◆ TRY IT
Say how many lines in the following entries include "this", and add nothing else.

◆ Dataset rows describing interfaces

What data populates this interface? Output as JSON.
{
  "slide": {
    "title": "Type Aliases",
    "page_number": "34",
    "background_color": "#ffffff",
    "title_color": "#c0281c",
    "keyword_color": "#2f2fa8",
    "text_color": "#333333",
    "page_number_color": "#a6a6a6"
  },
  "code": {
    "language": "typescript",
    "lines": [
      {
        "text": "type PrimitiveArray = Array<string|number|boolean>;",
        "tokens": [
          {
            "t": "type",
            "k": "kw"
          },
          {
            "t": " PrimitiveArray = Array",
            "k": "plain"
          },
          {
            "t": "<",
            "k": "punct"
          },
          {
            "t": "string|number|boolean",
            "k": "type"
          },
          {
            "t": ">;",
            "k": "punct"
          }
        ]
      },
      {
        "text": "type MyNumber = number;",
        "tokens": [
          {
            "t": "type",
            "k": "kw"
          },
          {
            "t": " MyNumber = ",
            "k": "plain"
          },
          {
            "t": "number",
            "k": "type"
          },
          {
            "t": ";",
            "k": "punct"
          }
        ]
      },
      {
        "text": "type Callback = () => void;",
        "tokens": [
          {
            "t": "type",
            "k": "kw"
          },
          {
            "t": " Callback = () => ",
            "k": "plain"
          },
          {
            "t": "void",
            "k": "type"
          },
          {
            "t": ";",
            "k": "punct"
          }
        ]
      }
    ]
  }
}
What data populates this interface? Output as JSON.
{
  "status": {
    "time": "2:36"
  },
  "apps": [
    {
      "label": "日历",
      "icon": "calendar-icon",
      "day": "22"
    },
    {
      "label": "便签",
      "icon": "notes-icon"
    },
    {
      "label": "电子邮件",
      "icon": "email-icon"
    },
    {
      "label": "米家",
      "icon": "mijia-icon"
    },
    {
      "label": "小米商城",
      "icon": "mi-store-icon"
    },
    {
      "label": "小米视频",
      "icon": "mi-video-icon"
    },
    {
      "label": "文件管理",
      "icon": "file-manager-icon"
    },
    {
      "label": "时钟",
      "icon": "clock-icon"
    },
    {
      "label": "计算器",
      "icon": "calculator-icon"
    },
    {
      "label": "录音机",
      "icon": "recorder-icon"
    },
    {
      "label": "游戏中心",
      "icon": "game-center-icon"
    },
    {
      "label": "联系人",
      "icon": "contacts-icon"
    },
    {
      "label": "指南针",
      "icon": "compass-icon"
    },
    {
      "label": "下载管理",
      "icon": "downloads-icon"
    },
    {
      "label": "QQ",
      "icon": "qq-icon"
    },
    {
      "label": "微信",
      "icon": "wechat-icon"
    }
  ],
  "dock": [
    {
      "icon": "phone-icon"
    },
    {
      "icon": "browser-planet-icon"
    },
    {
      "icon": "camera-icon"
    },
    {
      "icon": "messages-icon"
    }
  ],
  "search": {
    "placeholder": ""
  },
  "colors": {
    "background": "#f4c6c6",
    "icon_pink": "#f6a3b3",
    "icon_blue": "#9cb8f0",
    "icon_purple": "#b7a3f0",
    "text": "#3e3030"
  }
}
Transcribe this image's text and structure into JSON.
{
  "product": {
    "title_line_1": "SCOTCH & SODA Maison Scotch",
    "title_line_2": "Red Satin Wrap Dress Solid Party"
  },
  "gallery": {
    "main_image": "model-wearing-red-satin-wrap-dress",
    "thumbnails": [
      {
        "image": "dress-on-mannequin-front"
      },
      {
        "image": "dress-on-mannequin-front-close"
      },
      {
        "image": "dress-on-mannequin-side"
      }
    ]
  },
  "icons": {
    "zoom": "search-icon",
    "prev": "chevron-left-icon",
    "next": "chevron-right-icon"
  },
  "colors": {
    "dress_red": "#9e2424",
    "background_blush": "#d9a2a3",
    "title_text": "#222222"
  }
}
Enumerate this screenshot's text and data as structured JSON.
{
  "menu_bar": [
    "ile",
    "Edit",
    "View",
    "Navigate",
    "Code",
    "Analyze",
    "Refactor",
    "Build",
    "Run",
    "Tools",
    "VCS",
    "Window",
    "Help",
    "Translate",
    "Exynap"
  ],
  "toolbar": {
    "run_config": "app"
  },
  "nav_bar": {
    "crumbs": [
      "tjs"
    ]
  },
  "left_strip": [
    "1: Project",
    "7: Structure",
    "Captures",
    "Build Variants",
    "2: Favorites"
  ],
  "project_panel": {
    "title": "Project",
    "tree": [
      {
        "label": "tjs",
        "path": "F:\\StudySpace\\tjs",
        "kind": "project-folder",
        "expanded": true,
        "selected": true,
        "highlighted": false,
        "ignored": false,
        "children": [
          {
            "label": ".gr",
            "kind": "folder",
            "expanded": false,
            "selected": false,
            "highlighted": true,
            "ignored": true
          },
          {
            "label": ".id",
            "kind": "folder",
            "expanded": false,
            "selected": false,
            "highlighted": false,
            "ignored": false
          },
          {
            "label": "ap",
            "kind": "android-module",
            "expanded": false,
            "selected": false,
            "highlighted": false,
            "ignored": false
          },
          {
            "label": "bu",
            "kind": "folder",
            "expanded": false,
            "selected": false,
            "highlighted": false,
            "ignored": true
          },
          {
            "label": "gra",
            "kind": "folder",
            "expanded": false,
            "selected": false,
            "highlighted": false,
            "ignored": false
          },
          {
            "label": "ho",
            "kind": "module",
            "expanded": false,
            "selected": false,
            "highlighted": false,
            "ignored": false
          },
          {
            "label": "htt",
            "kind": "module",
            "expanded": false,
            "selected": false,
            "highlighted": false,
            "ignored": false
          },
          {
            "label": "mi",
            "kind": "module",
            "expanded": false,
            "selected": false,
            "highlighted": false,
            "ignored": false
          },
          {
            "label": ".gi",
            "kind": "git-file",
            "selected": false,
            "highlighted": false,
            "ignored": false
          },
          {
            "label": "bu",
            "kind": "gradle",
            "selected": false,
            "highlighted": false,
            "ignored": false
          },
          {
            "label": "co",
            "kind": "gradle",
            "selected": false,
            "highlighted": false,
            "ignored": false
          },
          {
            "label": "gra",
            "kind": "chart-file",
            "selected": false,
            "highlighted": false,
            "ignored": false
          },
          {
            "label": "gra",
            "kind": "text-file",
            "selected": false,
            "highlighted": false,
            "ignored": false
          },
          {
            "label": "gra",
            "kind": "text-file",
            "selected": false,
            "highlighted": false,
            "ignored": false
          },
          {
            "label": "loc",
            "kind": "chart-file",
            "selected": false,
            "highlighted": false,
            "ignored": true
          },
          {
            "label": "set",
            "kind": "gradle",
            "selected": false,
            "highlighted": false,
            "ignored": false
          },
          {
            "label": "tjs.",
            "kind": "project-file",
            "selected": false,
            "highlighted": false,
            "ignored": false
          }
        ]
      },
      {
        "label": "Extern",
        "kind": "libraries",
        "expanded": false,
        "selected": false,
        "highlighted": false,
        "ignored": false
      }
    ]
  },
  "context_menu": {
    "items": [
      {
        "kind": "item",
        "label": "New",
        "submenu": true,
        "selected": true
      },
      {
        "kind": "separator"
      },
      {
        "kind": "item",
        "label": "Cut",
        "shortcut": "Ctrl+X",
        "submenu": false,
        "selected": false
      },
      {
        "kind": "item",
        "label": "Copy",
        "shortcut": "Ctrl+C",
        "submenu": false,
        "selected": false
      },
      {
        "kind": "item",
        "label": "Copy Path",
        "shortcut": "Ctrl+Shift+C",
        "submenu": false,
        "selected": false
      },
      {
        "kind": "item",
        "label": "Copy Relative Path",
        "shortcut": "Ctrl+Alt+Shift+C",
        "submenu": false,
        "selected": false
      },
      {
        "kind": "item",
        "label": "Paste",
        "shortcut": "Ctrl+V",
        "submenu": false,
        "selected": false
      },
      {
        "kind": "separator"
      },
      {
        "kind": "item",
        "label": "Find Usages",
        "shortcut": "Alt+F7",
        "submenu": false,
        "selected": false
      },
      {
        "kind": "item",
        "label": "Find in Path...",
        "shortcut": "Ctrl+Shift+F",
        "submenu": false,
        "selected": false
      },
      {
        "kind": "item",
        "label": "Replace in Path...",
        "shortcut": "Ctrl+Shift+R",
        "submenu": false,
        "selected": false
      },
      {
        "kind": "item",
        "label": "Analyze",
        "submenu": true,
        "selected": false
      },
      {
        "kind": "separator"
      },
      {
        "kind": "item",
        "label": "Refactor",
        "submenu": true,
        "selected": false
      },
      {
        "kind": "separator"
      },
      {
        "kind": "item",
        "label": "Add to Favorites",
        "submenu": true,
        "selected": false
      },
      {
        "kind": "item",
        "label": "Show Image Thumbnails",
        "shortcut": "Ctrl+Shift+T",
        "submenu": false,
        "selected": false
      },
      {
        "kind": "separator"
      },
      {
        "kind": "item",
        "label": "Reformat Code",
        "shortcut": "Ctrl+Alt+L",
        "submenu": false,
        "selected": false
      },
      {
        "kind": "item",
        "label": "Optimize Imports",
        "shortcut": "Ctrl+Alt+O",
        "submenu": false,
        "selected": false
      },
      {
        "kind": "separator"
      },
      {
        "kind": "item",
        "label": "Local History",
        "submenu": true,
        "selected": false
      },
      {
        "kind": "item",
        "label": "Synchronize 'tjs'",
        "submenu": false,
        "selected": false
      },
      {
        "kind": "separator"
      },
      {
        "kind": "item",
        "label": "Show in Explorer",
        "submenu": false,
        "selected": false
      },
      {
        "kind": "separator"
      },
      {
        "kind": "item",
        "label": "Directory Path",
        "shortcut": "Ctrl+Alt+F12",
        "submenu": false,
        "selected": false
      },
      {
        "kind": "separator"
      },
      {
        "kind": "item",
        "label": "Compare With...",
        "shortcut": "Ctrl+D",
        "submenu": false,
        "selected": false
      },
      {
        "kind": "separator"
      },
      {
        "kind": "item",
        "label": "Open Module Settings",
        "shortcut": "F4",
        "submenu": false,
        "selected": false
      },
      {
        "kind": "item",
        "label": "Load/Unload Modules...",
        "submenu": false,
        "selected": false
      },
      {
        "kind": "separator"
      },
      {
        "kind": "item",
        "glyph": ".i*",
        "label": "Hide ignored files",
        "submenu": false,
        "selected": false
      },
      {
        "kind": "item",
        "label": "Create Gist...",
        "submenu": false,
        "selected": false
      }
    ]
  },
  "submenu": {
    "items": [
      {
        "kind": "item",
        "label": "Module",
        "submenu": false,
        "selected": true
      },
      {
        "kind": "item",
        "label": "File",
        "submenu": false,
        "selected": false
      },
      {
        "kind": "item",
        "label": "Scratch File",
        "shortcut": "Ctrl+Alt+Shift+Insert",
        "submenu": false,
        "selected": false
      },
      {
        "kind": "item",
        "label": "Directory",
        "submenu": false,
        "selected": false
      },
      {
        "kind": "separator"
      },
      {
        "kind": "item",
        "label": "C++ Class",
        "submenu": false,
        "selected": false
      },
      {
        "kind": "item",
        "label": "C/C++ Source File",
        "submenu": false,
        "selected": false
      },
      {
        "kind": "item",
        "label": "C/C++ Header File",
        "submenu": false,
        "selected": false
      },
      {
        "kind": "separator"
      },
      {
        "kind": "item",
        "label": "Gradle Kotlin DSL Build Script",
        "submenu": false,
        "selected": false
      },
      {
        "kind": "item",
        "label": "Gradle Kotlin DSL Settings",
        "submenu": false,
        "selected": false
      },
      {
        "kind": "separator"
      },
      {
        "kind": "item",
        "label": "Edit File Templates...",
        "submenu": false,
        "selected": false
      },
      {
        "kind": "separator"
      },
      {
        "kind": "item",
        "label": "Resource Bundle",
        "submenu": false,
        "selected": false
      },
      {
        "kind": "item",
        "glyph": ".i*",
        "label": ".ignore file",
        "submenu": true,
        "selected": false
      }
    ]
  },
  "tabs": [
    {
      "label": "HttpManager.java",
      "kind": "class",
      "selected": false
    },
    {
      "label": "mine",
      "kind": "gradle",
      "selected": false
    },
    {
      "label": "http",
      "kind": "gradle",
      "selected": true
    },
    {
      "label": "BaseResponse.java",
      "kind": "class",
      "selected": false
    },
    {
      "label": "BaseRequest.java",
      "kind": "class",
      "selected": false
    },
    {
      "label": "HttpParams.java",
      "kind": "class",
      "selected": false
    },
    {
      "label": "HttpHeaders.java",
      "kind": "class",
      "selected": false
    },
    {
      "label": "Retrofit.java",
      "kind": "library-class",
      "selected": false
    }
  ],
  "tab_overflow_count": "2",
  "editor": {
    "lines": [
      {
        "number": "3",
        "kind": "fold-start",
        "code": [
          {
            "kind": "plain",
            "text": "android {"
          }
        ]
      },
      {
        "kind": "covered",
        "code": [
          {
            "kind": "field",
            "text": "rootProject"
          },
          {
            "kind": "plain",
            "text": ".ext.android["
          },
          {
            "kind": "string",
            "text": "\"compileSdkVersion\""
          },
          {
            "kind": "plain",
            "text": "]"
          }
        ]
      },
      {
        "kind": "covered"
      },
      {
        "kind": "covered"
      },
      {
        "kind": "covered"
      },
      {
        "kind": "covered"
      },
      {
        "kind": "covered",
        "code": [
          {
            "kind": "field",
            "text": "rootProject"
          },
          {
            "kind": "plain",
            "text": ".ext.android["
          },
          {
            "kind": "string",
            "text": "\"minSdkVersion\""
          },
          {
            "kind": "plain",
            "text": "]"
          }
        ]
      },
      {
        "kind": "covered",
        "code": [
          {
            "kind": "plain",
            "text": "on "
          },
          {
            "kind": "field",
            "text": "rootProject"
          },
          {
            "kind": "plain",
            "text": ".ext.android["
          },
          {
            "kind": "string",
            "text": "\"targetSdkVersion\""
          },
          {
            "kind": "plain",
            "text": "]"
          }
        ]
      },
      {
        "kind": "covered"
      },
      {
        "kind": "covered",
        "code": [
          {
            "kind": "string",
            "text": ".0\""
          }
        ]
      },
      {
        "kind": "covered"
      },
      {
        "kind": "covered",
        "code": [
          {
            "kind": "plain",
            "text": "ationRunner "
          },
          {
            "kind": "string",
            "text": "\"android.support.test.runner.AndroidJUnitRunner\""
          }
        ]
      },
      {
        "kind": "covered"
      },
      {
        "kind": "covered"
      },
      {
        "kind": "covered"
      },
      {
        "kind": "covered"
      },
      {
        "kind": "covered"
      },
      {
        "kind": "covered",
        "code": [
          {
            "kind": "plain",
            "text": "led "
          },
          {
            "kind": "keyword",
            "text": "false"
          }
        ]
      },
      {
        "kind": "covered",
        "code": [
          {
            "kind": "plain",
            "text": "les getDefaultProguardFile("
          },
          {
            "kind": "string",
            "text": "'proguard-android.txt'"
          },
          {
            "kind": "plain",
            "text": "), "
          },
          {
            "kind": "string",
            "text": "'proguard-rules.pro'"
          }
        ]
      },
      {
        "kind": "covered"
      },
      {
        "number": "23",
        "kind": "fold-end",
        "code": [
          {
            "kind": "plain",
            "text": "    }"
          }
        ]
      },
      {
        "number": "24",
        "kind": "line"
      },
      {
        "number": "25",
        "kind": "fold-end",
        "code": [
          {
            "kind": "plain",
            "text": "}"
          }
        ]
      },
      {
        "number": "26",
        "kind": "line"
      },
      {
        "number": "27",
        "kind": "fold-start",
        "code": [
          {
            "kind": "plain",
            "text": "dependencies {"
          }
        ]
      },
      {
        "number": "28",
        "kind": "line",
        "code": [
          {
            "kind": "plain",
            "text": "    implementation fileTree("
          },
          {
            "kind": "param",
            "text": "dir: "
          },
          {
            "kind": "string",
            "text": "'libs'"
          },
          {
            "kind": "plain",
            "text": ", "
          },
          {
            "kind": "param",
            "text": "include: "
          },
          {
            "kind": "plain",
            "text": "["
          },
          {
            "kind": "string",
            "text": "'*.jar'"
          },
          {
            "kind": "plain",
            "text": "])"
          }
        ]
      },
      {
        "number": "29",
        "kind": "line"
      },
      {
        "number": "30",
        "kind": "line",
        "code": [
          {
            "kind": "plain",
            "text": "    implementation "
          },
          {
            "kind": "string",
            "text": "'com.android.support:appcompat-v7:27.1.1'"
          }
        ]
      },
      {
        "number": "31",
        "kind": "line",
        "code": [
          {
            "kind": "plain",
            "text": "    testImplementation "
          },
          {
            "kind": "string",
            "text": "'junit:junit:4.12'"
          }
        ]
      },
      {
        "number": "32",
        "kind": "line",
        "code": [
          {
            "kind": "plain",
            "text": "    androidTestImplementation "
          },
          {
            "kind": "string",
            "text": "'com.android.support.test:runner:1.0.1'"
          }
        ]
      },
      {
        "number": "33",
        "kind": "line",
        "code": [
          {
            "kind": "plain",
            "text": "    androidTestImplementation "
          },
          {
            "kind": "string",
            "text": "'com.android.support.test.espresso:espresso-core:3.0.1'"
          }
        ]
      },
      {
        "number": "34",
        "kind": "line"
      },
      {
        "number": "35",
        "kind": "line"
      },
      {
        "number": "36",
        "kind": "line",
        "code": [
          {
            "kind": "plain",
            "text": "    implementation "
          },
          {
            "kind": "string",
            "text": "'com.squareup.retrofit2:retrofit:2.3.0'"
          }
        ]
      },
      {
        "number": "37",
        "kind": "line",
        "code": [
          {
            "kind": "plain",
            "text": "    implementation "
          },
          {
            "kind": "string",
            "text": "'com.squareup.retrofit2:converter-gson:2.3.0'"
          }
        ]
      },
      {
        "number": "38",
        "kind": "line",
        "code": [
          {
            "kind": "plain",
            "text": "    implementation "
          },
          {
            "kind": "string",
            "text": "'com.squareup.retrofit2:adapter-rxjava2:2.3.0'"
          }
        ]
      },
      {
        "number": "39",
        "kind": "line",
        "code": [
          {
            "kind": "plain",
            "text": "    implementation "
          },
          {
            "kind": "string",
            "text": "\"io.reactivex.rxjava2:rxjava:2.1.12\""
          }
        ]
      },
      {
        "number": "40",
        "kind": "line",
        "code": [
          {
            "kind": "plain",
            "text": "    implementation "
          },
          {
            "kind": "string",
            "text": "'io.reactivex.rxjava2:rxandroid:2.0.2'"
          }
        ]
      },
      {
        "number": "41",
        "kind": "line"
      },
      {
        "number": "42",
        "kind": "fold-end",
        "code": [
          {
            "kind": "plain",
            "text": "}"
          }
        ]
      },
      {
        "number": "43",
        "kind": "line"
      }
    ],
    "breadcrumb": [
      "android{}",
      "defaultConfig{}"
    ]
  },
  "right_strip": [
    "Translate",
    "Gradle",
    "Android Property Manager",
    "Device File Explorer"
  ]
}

◆ SOLVED EXERCISE
4